In the SFC college-bound process, we recognize each stakeholder has a role: student, parents, SFC advisors, school counselors and teachers. With students front and center, we often hear from parents wanting to know how they can best support their student throughout this process and into their college years.
In a conversation with Adele Horwitz, senior advisor at SFC and former high school guidance counselor, we discussed the all-important role parents play in their college-bound teenagers’ life. Having been a school counselor, college advisor, and mom, she brings a unique perspective to the conversation. We focused on four ways in which parents can support their students in this process.
Many parents feel their high schooler isn’t listening to them. Despite the appearance of boredom with half-attentive glances and eye rolls, they are listening. Parents matter. Your child may never give you the satisfaction of acknowledging your influence, but what you say and do matters.
Every family makes their choice about whether to discuss finances with their student or not, but we believe having some knowledge of what college costs benefits students. Not knowing whether college is affordable for their family is stressful and this concern is often expressed as we build a list of colleges. Rather than a “don’t worry about it” comment from parents, it actually helps students if they have some skin in the game, whether that’s in the form of contributing their own money earned from a summer job, earning good grades as “their job,” or just learning what a college budget looks like. Knowing how they contribute to their future financial success is a life lesson.
Agency is defined as being able to make choices and decisions to influence events and have an impact on one’s world. This is crucial for students leaving home as they learn to fend for themselves in their entirely new life. If their personal decision-making power is cultivated while they are still under parental care, they do so with a safety net and can learn by trial and error. This builds confidence. Encourage students to contact colleges on their own. Admissions officers are used to working with high schoolers and it’s a great way to build confidence in their communication skills.
Allow for Small Failures
The real world isn’t one that always has soft landings—being able to pick oneself up, dust off the dirt and step forward is defined in one word: resilience. Resilience is one of the most important skills that future employers look for and is a crucial component to success in college. The high school years are a safe time to make mistakes and recover while the stakes are not as high. A series of small failures and subsequent recoveries can make major failures in the future easier to deal with, and may even prevent them from happening. Most meetings with your SFC team happen with just the advisor and the student. This keeps the student in the driver’s seat. Trust that the advisor will reach out as necessary if plans get off track, and always at major milestones.
Let Them Define Their Success

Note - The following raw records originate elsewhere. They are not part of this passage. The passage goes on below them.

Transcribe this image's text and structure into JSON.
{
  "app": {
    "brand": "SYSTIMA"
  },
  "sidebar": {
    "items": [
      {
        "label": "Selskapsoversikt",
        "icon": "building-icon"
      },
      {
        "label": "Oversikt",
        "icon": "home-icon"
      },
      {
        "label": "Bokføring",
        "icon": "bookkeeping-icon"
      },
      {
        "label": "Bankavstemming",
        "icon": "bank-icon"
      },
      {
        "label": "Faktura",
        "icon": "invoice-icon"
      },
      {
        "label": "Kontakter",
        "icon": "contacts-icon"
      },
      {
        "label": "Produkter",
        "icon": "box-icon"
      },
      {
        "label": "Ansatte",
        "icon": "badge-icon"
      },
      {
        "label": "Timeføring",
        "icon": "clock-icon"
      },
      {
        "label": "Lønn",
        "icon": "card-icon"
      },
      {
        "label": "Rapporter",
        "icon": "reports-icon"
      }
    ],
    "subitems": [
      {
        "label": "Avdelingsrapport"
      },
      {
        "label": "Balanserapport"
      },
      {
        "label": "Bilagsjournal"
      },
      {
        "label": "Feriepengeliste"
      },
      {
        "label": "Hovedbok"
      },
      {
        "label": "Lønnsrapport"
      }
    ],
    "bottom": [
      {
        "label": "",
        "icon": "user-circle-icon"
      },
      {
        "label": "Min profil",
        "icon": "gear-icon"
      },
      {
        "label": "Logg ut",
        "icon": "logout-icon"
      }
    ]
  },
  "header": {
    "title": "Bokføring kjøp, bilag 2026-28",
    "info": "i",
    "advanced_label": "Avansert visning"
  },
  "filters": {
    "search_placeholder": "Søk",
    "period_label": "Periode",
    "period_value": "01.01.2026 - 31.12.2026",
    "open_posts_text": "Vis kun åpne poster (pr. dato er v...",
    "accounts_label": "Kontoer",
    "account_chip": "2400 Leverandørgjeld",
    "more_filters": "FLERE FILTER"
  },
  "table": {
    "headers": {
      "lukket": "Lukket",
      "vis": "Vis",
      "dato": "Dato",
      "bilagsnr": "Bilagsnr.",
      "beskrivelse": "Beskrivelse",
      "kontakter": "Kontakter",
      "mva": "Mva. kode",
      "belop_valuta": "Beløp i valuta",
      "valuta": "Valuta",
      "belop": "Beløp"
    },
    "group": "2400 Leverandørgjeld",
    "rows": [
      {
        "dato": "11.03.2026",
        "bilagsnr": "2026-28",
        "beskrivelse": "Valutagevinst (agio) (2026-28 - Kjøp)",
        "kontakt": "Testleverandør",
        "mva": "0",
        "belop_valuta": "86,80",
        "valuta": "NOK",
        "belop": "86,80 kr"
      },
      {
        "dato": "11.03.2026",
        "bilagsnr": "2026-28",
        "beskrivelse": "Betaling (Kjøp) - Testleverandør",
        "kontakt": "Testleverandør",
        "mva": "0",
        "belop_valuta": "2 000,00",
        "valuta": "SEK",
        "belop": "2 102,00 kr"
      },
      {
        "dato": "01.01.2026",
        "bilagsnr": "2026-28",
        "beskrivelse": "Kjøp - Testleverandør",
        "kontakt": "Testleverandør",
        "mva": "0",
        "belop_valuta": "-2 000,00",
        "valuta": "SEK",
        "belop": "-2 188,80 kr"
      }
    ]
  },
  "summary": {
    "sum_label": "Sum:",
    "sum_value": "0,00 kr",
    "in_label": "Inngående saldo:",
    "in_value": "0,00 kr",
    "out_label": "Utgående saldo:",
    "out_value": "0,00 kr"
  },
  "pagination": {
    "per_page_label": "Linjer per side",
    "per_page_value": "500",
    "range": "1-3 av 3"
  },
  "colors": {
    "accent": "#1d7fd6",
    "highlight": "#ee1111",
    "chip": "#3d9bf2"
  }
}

As parents, we see the world through our own experiences. Your child trusts you because you’ve spent time teaching them your values and many of life’s lessons. Now it’s time to trust them. Letting students set their own sights, create their own goals, and define their own success will help them make good choices and feel happy with their decisions. Successful students are usually the ones who have been encouraged to be independent. Your values and perspectives will always play a role in your child’s outlook and future success. But there is nothing more empowering for a young person than to feel they have gotten there through their own efforts.